Maria Grazia Chiuri and Catherine de’ Medici: two Italians in Paris, centuries apart, connected on the Dior runway on Tuesday.
Chiuri has flirted before with historical costumes, but she has always resisted being drawn down a time tunnel, determined to dress women to meet the challenges of the here and now.
Her spring 2023 collection, staged around a Gothic-style grotto made of paper cutouts by French artist Eva Jospin, sparked a dialogue between past and present that packed plenty of swagger. Think lampshade hoop skirts, lacy shirt dresses and elasticated corsets, slung over cargo pants with the same ease as a tank top.
“The idea is to mix the natural elements with the construction, and to create a Baroque ball inside the gardens of the Tuileries, but in a contemporary way,” Chiuri said in a preview.
The designer was fascinated with the way clothing contributed to the myth of the Renaissance queen, who is credited with popularizing high heels for women and brought to France an embroidery technique that still carries her name.
“I understood very well to what extent she also used clothes to express her power, and the relationship between fashion and power,” she said. “I found this very interesting, and also because it helped me to understand the relationship between France and Italy. This woman was really a link between the two cultures.”
The collection referenced those points both literally and metaphorically, with Chiuri deftly weaving in elements of the Dior archives. She worked curved heels, inspired by Roger Vivier’s designs for Dior in the ‘60s, into everything from multi-strap boots to wooden clogs that are sure to become one of the “It” shoes of the season.
Embroidery, which Chiuri has made one of her signatures at the French fashion house, appeared on items like a deceptively simple raffia coat with an intricate 3D floral design inspired by founder Christian Dior’s Miss Dior dress, or jeans embellished with the geometric motifs of the Catherine de’ Medici stitch, also known as punto madama.
Speaking of fashion diplomacy, the designer had a political message of her own, sending models down the runway in various states of deshabille. Skirts split open to reveal matching boxer shorts, while broderie anglaise petticoats were paired with skimpy bra tops.
“I’m so frustrated that in this historical moment, we can’t show bodies, that they are all obsessed about what happens around our bodies, so the idea is to show the body,” said Chiuri, who has made feminism a cornerstone of her tenure at Dior.
There was a poignancy to the fact that the show was held in the Tuileries Garden, a park originally conceived by de’ Medici.
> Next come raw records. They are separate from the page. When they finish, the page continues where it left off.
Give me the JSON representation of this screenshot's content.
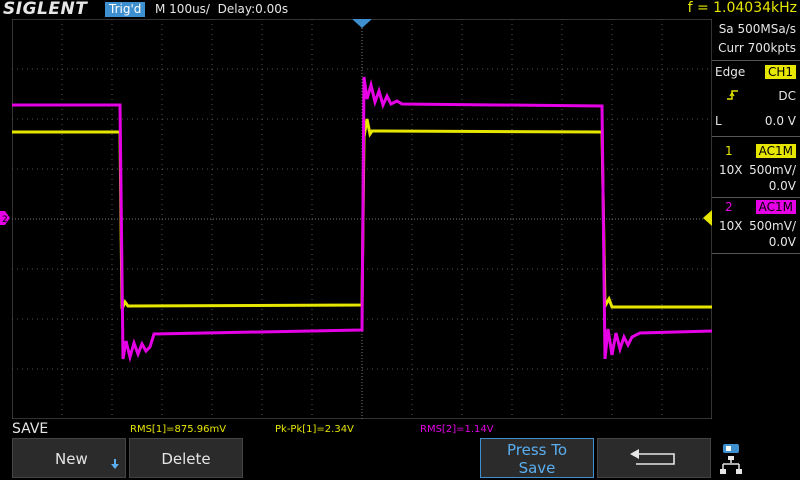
{
  "header": {
    "brand": "SIGLENT",
    "trigger_status": "Trig'd",
    "timebase": "M 100us/  Delay:0.00s",
    "frequency": "f = 1.04034kHz"
  },
  "acquisition": {
    "sample_rate": "Sa 500MSa/s",
    "memory": "Curr 700kpts"
  },
  "trigger": {
    "type_label": "Edge",
    "source": "CH1",
    "slope_icon": "rising-edge-icon",
    "coupling": "DC",
    "level_label": "L",
    "level": "0.0 V"
  },
  "channels": [
    {
      "number": "1",
      "coupling": "AC1M",
      "probe": "10X",
      "scale": "500mV/",
      "offset": "0.0V",
      "color": "#e6e600"
    },
    {
      "number": "2",
      "coupling": "AC1M",
      "probe": "10X",
      "scale": "500mV/",
      "offset": "0.0V",
      "color": "#e600e6"
    }
  ],
  "measurements": [
    {
      "text": "RMS[1]=875.96mV",
      "color": "#e6e600"
    },
    {
      "text": "Pk-Pk[1]=2.34V",
      "color": "#e6e600"
    },
    {
      "text": "RMS[2]=1.14V",
      "color": "#e600e6"
    }
  ],
  "menu": {
    "title": "SAVE",
    "new_label": "New",
    "delete_label": "Delete",
    "press_label_1": "Press To",
    "press_label_2": "Save",
    "back_icon": "return-arrow-icon",
    "usb_icon": "usb-network-icon"
  },
  "waveform_colors": {
    "ch1": "#e6e600",
    "ch2": "#e600e6",
    "trigger_marker": "#3e8fcf"
  }
}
In a reflection of her own journey, Chiuri revived a vintage Dior scarf print of a map of Paris and used it on items including a trenchcoat, a hoodie and a bomber jacket.
“Probably one of the first things that I saw when I arrived in Paris were the references that I found to Italy. We have a different way to live the space and to live these references,” she mused.
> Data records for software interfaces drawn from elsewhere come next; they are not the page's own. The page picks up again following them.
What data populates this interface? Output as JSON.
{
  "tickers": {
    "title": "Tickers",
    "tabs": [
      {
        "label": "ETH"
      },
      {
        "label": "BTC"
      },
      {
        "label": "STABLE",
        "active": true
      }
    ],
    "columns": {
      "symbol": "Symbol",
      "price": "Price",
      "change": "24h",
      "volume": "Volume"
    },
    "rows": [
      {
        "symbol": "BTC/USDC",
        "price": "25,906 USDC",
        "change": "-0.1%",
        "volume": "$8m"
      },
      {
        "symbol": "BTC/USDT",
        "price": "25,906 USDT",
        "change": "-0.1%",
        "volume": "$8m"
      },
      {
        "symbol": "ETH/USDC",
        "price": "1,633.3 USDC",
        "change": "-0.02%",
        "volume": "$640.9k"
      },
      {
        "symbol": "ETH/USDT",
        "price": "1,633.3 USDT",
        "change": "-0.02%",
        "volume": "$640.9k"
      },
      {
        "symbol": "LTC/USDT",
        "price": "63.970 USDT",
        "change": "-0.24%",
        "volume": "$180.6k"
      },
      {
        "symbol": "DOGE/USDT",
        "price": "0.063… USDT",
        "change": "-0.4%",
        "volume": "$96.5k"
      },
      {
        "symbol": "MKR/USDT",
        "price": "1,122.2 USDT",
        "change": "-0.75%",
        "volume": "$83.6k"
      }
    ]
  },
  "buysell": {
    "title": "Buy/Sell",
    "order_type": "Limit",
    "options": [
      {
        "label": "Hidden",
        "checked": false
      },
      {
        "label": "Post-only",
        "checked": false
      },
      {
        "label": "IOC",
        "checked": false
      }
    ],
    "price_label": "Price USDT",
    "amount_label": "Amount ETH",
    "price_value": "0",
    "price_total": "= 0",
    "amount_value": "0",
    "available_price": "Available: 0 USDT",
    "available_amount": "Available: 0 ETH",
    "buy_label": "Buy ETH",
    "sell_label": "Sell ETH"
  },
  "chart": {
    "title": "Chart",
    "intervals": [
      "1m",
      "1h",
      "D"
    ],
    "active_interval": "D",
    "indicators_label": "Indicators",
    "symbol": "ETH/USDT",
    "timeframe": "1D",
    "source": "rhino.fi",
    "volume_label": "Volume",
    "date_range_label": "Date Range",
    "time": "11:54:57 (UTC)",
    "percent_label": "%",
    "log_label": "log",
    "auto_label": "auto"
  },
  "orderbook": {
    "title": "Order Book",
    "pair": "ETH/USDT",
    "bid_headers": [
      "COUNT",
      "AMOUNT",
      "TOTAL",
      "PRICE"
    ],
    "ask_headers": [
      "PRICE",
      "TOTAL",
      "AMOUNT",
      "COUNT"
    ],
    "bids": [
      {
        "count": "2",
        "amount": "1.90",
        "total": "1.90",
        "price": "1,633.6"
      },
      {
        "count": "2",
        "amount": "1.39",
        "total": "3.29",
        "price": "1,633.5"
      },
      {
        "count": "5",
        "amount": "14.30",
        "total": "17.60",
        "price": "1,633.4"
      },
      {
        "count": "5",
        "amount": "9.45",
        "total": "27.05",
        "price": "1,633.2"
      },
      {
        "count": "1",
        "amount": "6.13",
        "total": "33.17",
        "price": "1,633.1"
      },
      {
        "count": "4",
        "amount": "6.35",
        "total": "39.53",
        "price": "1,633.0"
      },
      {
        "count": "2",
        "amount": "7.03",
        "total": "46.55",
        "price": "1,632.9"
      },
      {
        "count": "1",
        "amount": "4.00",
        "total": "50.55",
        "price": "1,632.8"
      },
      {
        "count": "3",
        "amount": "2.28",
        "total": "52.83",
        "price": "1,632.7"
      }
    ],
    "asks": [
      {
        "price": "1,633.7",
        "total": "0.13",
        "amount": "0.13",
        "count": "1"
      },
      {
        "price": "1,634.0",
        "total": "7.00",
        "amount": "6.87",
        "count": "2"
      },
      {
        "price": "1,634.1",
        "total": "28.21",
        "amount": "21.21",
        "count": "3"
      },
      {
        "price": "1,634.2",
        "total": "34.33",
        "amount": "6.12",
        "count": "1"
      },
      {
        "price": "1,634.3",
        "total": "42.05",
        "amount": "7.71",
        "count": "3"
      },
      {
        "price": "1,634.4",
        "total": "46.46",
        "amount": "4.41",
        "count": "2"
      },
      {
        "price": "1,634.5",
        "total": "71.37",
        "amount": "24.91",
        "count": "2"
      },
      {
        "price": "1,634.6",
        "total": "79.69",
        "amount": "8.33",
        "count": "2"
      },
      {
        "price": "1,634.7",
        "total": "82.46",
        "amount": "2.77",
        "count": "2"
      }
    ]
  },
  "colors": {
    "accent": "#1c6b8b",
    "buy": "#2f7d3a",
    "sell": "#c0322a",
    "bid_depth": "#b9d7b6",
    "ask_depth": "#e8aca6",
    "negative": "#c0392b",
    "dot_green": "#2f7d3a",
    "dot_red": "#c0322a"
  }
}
Her “obsession,” as she enters her seventh year at Dior, has been to foster a dialogue between her own culture and that of the French fashion house, which appeared to reach a crescendo with this time clash exercise.
“I really appreciate what I’ve learned in Paris, but at the same time I think I have given them in return a different way to see themselves, what they are doing and how they can evolve for the future,” she said. “Sometimes it’s very helpful to have someone who comes from another point of view, who can see things in a fresh way.”